This story has been repeated more or less as gospel truth for around a century, before scientists, in a rare moment of lessening rather than increasing the horror of the natural world, thought that the stories were incredibly exaggerated, if not made up entirely. Firstly, experiments showed that Caniduru were not actually attracted to urea, which was the theory as to why they attracted humans. Secondly, a few moments thought would suggest that it is more or less physically impossible for a fish to try and swim up a stream of urine. (There’s a third objection too, which is even if the fish managed to lodge itself in you, it would certainly die – but this isn’t actually an objection, given that it could be that the fish just made a horrible mistake).
So its all just a horrible urban legend, right?
Well, not quite.
Whilst it certainly isn’t something that happens a lot (some people claim that the fish is the world’s only vertebrate parasite on humans, which is only true if you really stretch the definitions) there is, supposedly, one case of it happening to a man swimming in the water. In 1997, an unnamed patient in Manaus, Amazonia, Brazil was operated on by Doctor Samad, who claimed to have removed a Caniduru from a patient’s urethra and had, thoughtfully, taken pictures, which can be viewed here if you are male and have no intention of sleeping, like, ever again. The patient, in addition to suffering from a-spiny-fish-where-you-really-don’t-want-a-spiny-fishitus, also suffered from catastrophic urine retention and, some reports suggest, a damaged scrotum as the fish had started to chew its way out.

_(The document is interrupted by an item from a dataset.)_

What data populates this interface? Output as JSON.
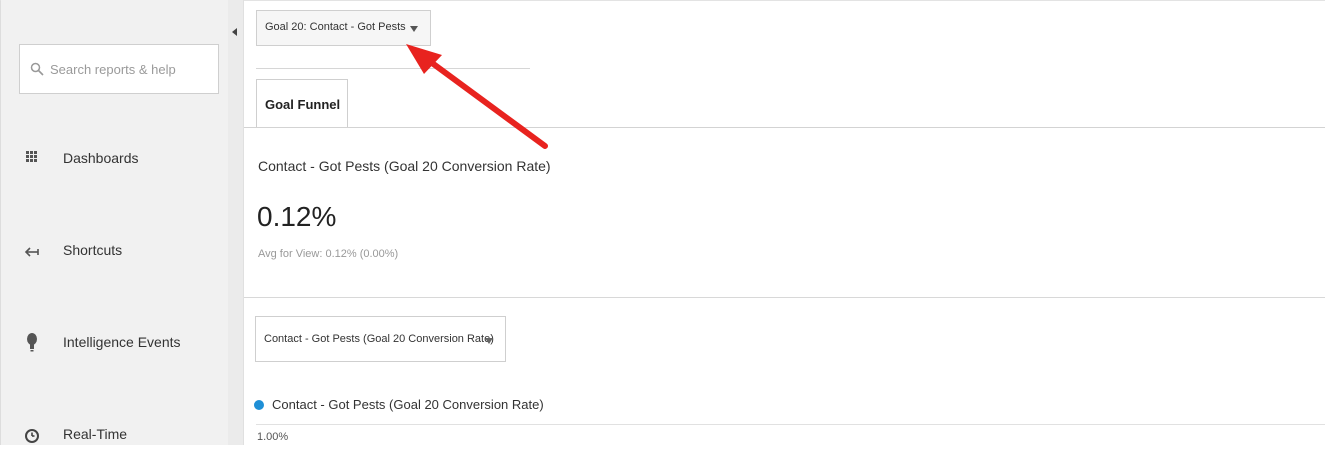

However, some parts of this story, perhaps thankfully, appear not to be true. The recovered specimen had all its spines intact (despite Samad claiming that he had to snip them off to remove the fish) and it also seemed much too big to have – err- fitted in, to put it in the best possible terms. Additionally, the patient claimed that the fish had sum up the stream of urine, whilst the Doctor claimed that the fish was attracted to urea – which, as discussed above, are both probably entirely untrue.
But, despite that, the guy who investigated the case is, apparently, ‘not writing the case off’, and says that although deeply unlikely, it is not impossible that someone immersed in the water could be attacked by the Caniduru.